What started out as a very straightforward, businesslike proposition has turned into a melee of possibilities, perspectives and politics. When Carlton County first acknowledged that the time had come to update its building facilities in a major w...
What started out as a very straightforward, businesslike proposition has turned into a melee of possibilities, perspectives and politics. When Carlton County first acknowledged that the time had come to update its building facilities in a major way, the proposal generated little, if any, interest outside of the county board room.
Commissioners contracted with a firm from the Twin Cities to take a look at how county government is functioning within the confines of its current building limitations and make recommendations regarding what needs to be done to make it better.

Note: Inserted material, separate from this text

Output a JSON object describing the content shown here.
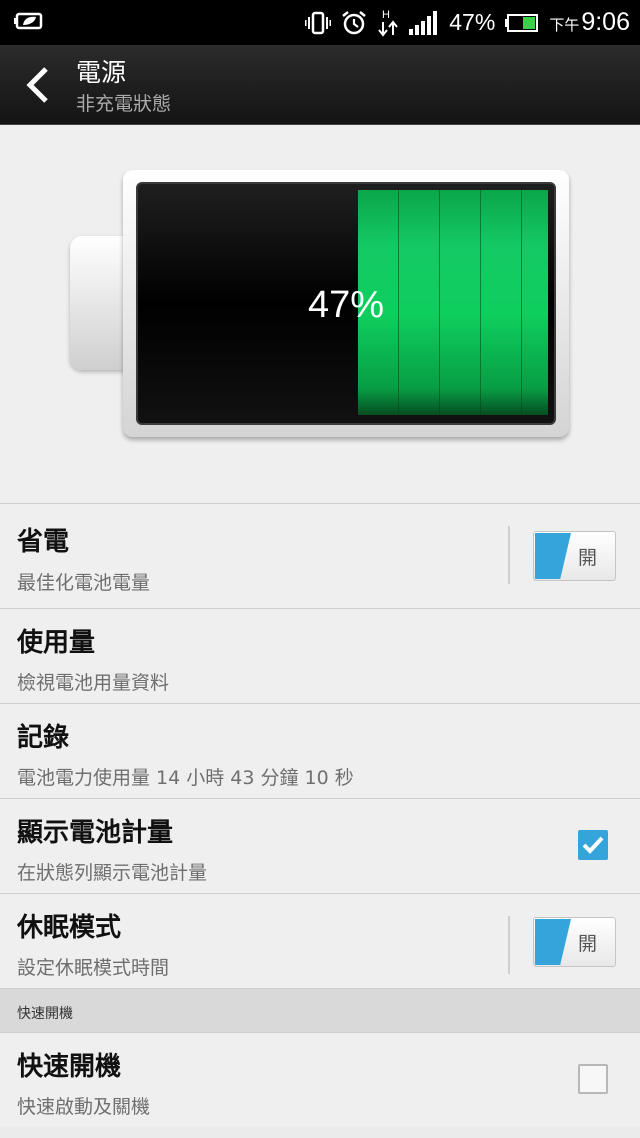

The report came in, pinpointing the Health and Human Services departments as the top facilities need. No surprise there - commissioners had known for a long time that those departments were lodged in antiquated, overcrowded facilities.
It wasn't until the county board asked the consultant to come up with a site recommendation for a possible replacement facility that the sparks began to fly.
Soon, the major players began to fall into different camps, with some adamantly defending the current site location, others arguing on behalf of the "green" site adjacent to the county's Transportation Building, and still others lobbying for the board's consideration for land in a proposed retail development.
Several groups have stepped up to the plate to plead their cause and lend further fuel to the fire in making a final decision. That's a good debate to have, but let's hope it doesn't derail the whole project. The fact remains that the county's health and human services departments (who recently received national recognition for their accomplishments) are desperately in need of new facilities.
The hallway in the upper level of the human services building currently has to be shut off in order to make room for dentists to set up their equipment and work on clients of the WIC program.
The air handling systems in both buildings are inadequate for the numbers who work or do business there on a regular basis.
Let's not allow personal interests, politics or public sentiment stand in the way of getting things done. Let's look objectively at where the most people of the county can be served in the most cost-efficient and effective way possible - no matter if it's in Cloquet, Carlton or any other part of the county.
It's the right thing to do - and the right time to do it.